» Exercise aim
Every entry below should be printed exactly.

::::::::::

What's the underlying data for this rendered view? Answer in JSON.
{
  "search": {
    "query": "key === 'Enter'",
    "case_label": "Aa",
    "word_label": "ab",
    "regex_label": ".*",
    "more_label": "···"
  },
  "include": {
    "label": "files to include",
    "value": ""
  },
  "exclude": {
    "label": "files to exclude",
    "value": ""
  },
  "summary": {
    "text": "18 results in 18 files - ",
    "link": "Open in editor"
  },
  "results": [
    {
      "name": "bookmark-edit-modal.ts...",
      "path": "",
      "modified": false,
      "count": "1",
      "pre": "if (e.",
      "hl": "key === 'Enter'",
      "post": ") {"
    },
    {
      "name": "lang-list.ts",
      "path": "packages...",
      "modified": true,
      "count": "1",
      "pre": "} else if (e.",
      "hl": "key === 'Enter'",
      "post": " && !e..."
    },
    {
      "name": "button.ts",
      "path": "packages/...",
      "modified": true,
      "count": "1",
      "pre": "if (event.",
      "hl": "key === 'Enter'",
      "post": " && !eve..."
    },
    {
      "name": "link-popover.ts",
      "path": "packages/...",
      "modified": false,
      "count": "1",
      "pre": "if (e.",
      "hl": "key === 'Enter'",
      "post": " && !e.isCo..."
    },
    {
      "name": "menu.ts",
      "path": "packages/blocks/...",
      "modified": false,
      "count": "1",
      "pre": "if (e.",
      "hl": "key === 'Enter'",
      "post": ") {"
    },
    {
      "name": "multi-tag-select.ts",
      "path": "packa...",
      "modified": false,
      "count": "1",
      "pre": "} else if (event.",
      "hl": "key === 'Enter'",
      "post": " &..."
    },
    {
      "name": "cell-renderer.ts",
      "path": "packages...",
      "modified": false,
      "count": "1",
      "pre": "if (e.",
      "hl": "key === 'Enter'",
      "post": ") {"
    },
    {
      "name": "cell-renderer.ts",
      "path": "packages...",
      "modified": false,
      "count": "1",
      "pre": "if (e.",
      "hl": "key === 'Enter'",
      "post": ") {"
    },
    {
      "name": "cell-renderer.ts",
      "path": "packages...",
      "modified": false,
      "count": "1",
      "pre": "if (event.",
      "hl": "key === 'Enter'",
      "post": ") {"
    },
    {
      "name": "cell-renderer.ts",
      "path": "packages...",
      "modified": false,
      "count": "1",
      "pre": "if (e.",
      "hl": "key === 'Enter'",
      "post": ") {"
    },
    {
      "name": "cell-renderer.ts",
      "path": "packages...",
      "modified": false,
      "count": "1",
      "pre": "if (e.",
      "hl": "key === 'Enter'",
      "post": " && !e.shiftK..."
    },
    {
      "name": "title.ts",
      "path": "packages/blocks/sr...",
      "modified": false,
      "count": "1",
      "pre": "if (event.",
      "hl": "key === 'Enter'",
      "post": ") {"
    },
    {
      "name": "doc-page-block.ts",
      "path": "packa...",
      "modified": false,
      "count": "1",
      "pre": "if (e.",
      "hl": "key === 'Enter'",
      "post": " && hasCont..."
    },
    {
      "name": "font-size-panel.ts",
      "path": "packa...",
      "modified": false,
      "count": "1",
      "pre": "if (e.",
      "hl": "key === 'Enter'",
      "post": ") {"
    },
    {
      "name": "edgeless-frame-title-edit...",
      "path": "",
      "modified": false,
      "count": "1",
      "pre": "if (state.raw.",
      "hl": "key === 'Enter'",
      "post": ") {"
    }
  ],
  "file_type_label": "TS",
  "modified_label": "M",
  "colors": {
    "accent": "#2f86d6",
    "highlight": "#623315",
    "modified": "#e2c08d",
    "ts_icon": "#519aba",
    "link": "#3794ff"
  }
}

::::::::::

» Your response
What's the underlying data for this rendered view? Answer in JSON.
{
  "search": {
    "query": "key === 'Enter'",
    "case_label": "Aa",
    "word_label": "ab",
    "regex_label": ".*",
    "more_label": "···"
  },
  "include": {
    "label": "files to include",
    "value": ""
  },
  "exclude": {
    "label": "files to exclude",
    "value": ""
  },
  "summary": {
    "text": "18 results in 18 files - ",
    "link": "Open in editor"
  },
  "results": [
    {
      "name": "bookmark-edit-modal.ts...",
      "path": "",
      "modified": false,
      "count": "1",
      "pre": "if (e.",
      "hl": "key === 'Enter'",
      "post": ") {"
    },
    {
      "name": "lang-list.ts",
      "path": "packages...",
      "modified": true,
      "count": "1",
      "pre": "} else if (e.",
      "hl": "key === 'Enter'",
      "post": " && !e..."
    },
    {
      "name": "button.ts",
      "path": "packages/...",
      "modified": true,
      "count": "1",
      "pre": "if (event.",
      "hl": "key === 'Enter'",
      "post": " && !eve..."
    },
    {
      "name": "link-popover.ts",
      "path": "packages/...",
      "modified": false,
      "count": "1",
      "pre": "if (e.",
      "hl": "key === 'Enter'",
      "post": " && !e.isCo..."
    },
    {
      "name": "menu.ts",
      "path": "packages/blocks/...",
      "modified": false,
      "count": "1",
      "pre": "if (e.",
      "hl": "key === 'Enter'",
      "post": ") {"
    },
    {
      "name": "multi-tag-select.ts",
      "path": "packa...",
      "modified": false,
      "count": "1",
      "pre": "} else if (event.",
      "hl": "key === 'Enter'",
      "post": " &..."
    },
    {
      "name": "cell-renderer.ts",
      "path": "packages...",
      "modified": false,
      "count": "1",
      "pre": "if (e.",
      "hl": "key === 'Enter'",
      "post": ") {"
    },
    {
      "name": "cell-renderer.ts",
      "path": "packages...",
      "modified": false,
      "count": "1",
      "pre": "if (e.",
      "hl": "key === 'Enter'",
      "post": ") {"
    },
    {
      "name": "cell-renderer.ts",
      "path": "packages...",
      "modified": false,
      "count": "1",
      "pre": "if (event.",
      "hl": "key === 'Enter'",
      "post": ") {"
    },
    {
      "name": "cell-renderer.ts",
      "path": "packages...",
      "modified": false,
      "count": "1",
      "pre": "if (e.",
      "hl": "key === 'Enter'",
      "post": ") {"
    },
    {
      "name": "cell-renderer.ts",
      "path": "packages...",
      "modified": false,
      "count": "1",
      "pre": "if (e.",
      "hl": "key === 'Enter'",
      "post": " && !e.shiftK..."
    },
    {
      "name": "title.ts",
      "path": "packages/blocks/sr...",
      "modified": false,
      "count": "1",
      "pre": "if (event.",
      "hl": "key === 'Enter'",
      "post": ") {"
    },
    {
      "name": "doc-page-block.ts",
      "path": "packa...",
      "modified": false,
      "count": "1",
      "pre": "if (e.",
      "hl": "key === 'Enter'",
      "post": " && hasCont..."
    },
    {
      "name": "font-size-panel.ts",
      "path": "packa...",
      "modified": false,
      "count": "1",
      "pre": "if (e.",
      "hl": "key === 'Enter'",
      "post": ") {"
    },
    {
      "name": "edgeless-frame-title-edit...",
      "path": "",
      "modified": false,
      "count": "1",
      "pre": "if (state.raw.",
      "hl": "key === 'Enter'",
      "post": ") {"
    }
  ],
  "file_type_label": "TS",
  "modified_label": "M",
  "colors": {
    "accent": "#2f86d6",
    "highlight": "#623315",
    "modified": "#e2c08d",
    "ts_icon": "#519aba",
    "link": "#3794ff"
  }
}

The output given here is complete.